◆ Try it ◆
Copy out every line of the records in which "duration" can be found.

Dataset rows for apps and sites
━━━━━━━━

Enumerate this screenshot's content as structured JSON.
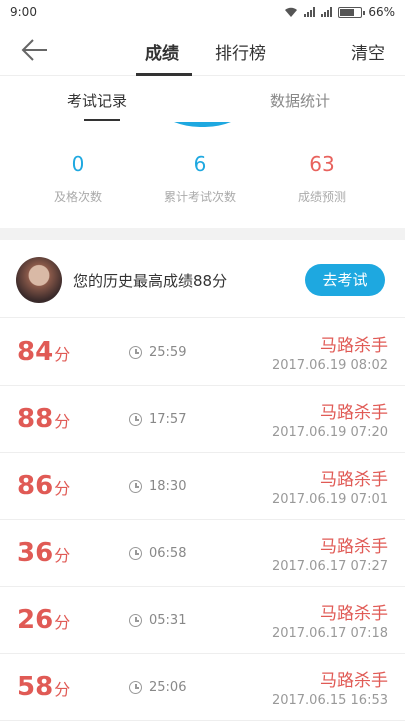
{
  "status": {
    "time": "9:00",
    "battery": "66%",
    "battery_level": 0.66
  },
  "nav": {
    "tabs": [
      "成绩",
      "排行榜"
    ],
    "active_tab": "成绩",
    "action": "清空"
  },
  "subtabs": {
    "items": [
      "考试记录",
      "数据统计"
    ],
    "active": "考试记录"
  },
  "stats": [
    {
      "value": "0",
      "label": "及格次数"
    },
    {
      "value": "6",
      "label": "累计考试次数"
    },
    {
      "value": "63",
      "label": "成绩预测"
    }
  ],
  "best": {
    "text": "您的历史最高成绩88分",
    "button": "去考试"
  },
  "score_unit": "分",
  "records": [
    {
      "score": "84",
      "duration": "25:59",
      "name": "马路杀手",
      "date": "2017.06.19  08:02"
    },
    {
      "score": "88",
      "duration": "17:57",
      "name": "马路杀手",
      "date": "2017.06.19  07:20"
    },
    {
      "score": "86",
      "duration": "18:30",
      "name": "马路杀手",
      "date": "2017.06.19  07:01"
    },
    {
      "score": "36",
      "duration": "06:58",
      "name": "马路杀手",
      "date": "2017.06.17  07:27"
    },
    {
      "score": "26",
      "duration": "05:31",
      "name": "马路杀手",
      "date": "2017.06.17  07:18"
    },
    {
      "score": "58",
      "duration": "25:06",
      "name": "马路杀手",
      "date": "2017.06.15  16:53"
    }
  ],
  "colors": {
    "accent": "#1ea8e0",
    "score": "#e05a55"
  }
}
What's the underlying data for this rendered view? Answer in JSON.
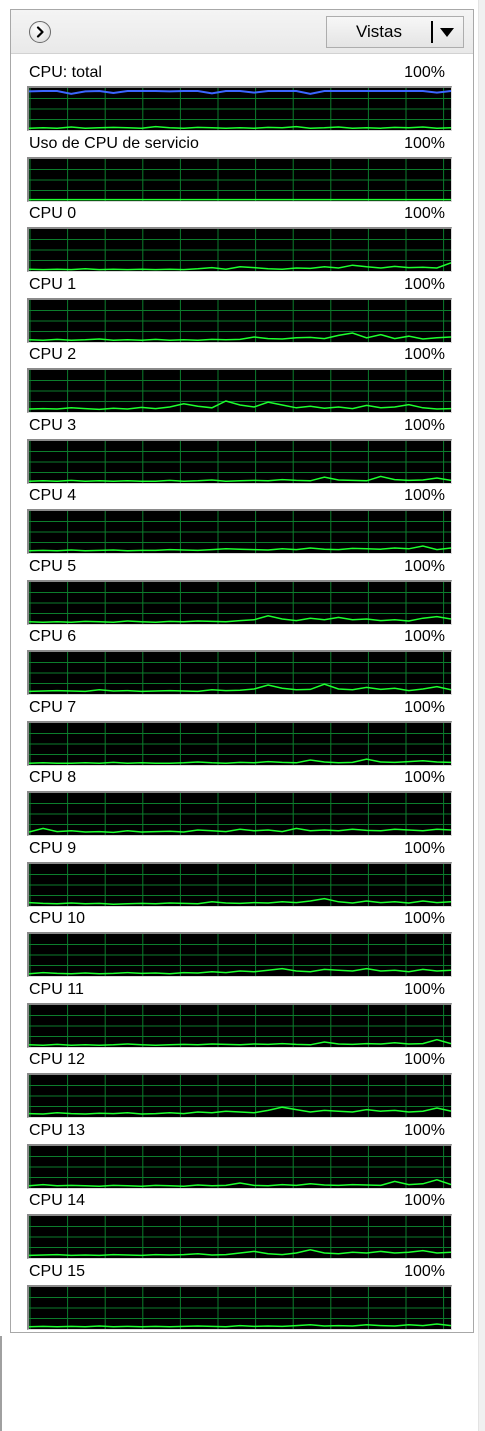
{
  "toolbar": {
    "expand_icon": "chevron-right-circle-icon",
    "views_label": "Vistas",
    "views_arrow_icon": "dropdown-arrow-icon"
  },
  "colors": {
    "graph_background": "#000000",
    "grid_line": "#0c7d2c",
    "cpu_line": "#1dff2f",
    "kernel_line": "#3b66ff"
  },
  "graphs": [
    {
      "name": "CPU: total",
      "max": "100%",
      "series": {
        "cpu": [
          2,
          3,
          2,
          5,
          2,
          3,
          4,
          3,
          2,
          6,
          3,
          2,
          4,
          3,
          2,
          3,
          2,
          4,
          3,
          6,
          2,
          3,
          5,
          2,
          3,
          2,
          4,
          3,
          5,
          2,
          3
        ],
        "kernel": [
          94,
          95,
          95,
          88,
          94,
          95,
          90,
          95,
          95,
          95,
          94,
          95,
          95,
          89,
          95,
          95,
          91,
          95,
          95,
          95,
          88,
          95,
          95,
          95,
          95,
          95,
          95,
          95,
          95,
          91,
          95
        ]
      }
    },
    {
      "name": "Uso de CPU de servicio",
      "max": "100%",
      "series": {
        "cpu": [
          1,
          1,
          1,
          1,
          1,
          1,
          1,
          1,
          1,
          1,
          1,
          1,
          1,
          1,
          1,
          1,
          1,
          1,
          1,
          1,
          1,
          1,
          1,
          1,
          1,
          1,
          1,
          1,
          1,
          1,
          1
        ]
      }
    },
    {
      "name": "CPU 0",
      "max": "100%",
      "series": {
        "cpu": [
          2,
          1,
          2,
          1,
          3,
          1,
          2,
          1,
          2,
          1,
          2,
          1,
          3,
          6,
          2,
          8,
          6,
          3,
          2,
          5,
          4,
          8,
          5,
          12,
          8,
          5,
          9,
          6,
          7,
          5,
          18
        ]
      }
    },
    {
      "name": "CPU 1",
      "max": "100%",
      "series": {
        "cpu": [
          3,
          2,
          4,
          2,
          3,
          5,
          2,
          3,
          2,
          4,
          2,
          3,
          2,
          4,
          3,
          4,
          10,
          6,
          5,
          8,
          9,
          6,
          14,
          20,
          8,
          16,
          6,
          12,
          5,
          8,
          10
        ]
      }
    },
    {
      "name": "CPU 2",
      "max": "100%",
      "series": {
        "cpu": [
          5,
          6,
          5,
          8,
          6,
          4,
          7,
          5,
          9,
          6,
          10,
          18,
          12,
          8,
          25,
          15,
          10,
          22,
          15,
          8,
          12,
          7,
          10,
          6,
          14,
          8,
          10,
          16,
          8,
          5,
          6
        ]
      }
    },
    {
      "name": "CPU 3",
      "max": "100%",
      "series": {
        "cpu": [
          2,
          3,
          2,
          4,
          2,
          3,
          2,
          3,
          2,
          2,
          4,
          2,
          3,
          5,
          2,
          3,
          4,
          3,
          6,
          4,
          3,
          12,
          5,
          4,
          3,
          14,
          6,
          4,
          5,
          10,
          4
        ]
      }
    },
    {
      "name": "CPU 4",
      "max": "100%",
      "series": {
        "cpu": [
          3,
          4,
          3,
          5,
          3,
          4,
          5,
          3,
          4,
          4,
          6,
          5,
          4,
          6,
          8,
          7,
          6,
          5,
          8,
          6,
          10,
          7,
          6,
          9,
          8,
          7,
          10,
          8,
          15,
          6,
          10
        ]
      }
    },
    {
      "name": "CPU 5",
      "max": "100%",
      "series": {
        "cpu": [
          3,
          2,
          3,
          2,
          4,
          3,
          2,
          5,
          3,
          2,
          4,
          3,
          5,
          4,
          3,
          6,
          8,
          18,
          10,
          6,
          12,
          8,
          14,
          8,
          10,
          6,
          8,
          5,
          12,
          16,
          10
        ]
      }
    },
    {
      "name": "CPU 6",
      "max": "100%",
      "series": {
        "cpu": [
          4,
          5,
          6,
          5,
          4,
          8,
          5,
          6,
          4,
          5,
          6,
          5,
          4,
          8,
          6,
          7,
          10,
          20,
          12,
          8,
          9,
          22,
          10,
          8,
          14,
          9,
          12,
          6,
          10,
          16,
          8
        ]
      }
    },
    {
      "name": "CPU 7",
      "max": "100%",
      "series": {
        "cpu": [
          2,
          3,
          2,
          2,
          3,
          2,
          4,
          2,
          3,
          2,
          2,
          3,
          5,
          3,
          2,
          4,
          3,
          6,
          4,
          3,
          10,
          5,
          3,
          4,
          12,
          5,
          4,
          6,
          8,
          5,
          4
        ]
      }
    },
    {
      "name": "CPU 8",
      "max": "100%",
      "series": {
        "cpu": [
          5,
          14,
          6,
          8,
          5,
          6,
          4,
          8,
          5,
          6,
          7,
          5,
          10,
          8,
          6,
          12,
          8,
          10,
          6,
          14,
          8,
          10,
          8,
          12,
          9,
          8,
          12,
          10,
          8,
          12,
          10
        ]
      }
    },
    {
      "name": "CPU 9",
      "max": "100%",
      "series": {
        "cpu": [
          6,
          4,
          3,
          5,
          3,
          4,
          2,
          3,
          4,
          3,
          5,
          4,
          3,
          8,
          5,
          4,
          6,
          5,
          8,
          6,
          10,
          16,
          8,
          5,
          10,
          6,
          8,
          5,
          10,
          6,
          8
        ]
      }
    },
    {
      "name": "CPU 10",
      "max": "100%",
      "series": {
        "cpu": [
          3,
          6,
          4,
          3,
          5,
          3,
          4,
          6,
          4,
          5,
          3,
          6,
          5,
          8,
          6,
          10,
          8,
          12,
          16,
          10,
          8,
          14,
          12,
          10,
          16,
          10,
          12,
          8,
          14,
          10,
          12
        ]
      }
    },
    {
      "name": "CPU 11",
      "max": "100%",
      "series": {
        "cpu": [
          3,
          2,
          4,
          2,
          3,
          2,
          3,
          5,
          3,
          2,
          3,
          4,
          3,
          5,
          4,
          3,
          5,
          4,
          6,
          4,
          3,
          10,
          5,
          4,
          6,
          5,
          8,
          5,
          6,
          16,
          6
        ]
      }
    },
    {
      "name": "CPU 12",
      "max": "100%",
      "series": {
        "cpu": [
          6,
          5,
          8,
          6,
          5,
          7,
          6,
          8,
          5,
          6,
          8,
          6,
          10,
          8,
          12,
          10,
          8,
          14,
          22,
          16,
          10,
          14,
          12,
          10,
          16,
          12,
          14,
          10,
          12,
          20,
          12
        ]
      }
    },
    {
      "name": "CPU 13",
      "max": "100%",
      "series": {
        "cpu": [
          3,
          6,
          3,
          4,
          3,
          2,
          4,
          3,
          2,
          4,
          3,
          2,
          5,
          3,
          4,
          10,
          4,
          3,
          6,
          4,
          8,
          5,
          4,
          6,
          5,
          4,
          14,
          6,
          8,
          18,
          6
        ]
      }
    },
    {
      "name": "CPU 14",
      "max": "100%",
      "series": {
        "cpu": [
          4,
          5,
          6,
          4,
          5,
          4,
          6,
          5,
          4,
          6,
          5,
          6,
          8,
          5,
          6,
          10,
          14,
          8,
          6,
          10,
          18,
          10,
          8,
          12,
          10,
          14,
          10,
          12,
          16,
          10,
          12
        ]
      }
    },
    {
      "name": "CPU 15",
      "max": "100%",
      "series": {
        "cpu": [
          3,
          4,
          3,
          4,
          3,
          5,
          3,
          4,
          3,
          4,
          3,
          4,
          5,
          4,
          3,
          6,
          4,
          5,
          4,
          6,
          8,
          5,
          6,
          5,
          8,
          6,
          5,
          8,
          6,
          10,
          6
        ]
      }
    }
  ]
}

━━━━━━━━

◆ Solution ◆
      "duration": "25:59",
      "duration": "17:57",
      "duration": "18:30",
      "duration": "06:58",
      "duration": "05:31",
      "duration": "25:06",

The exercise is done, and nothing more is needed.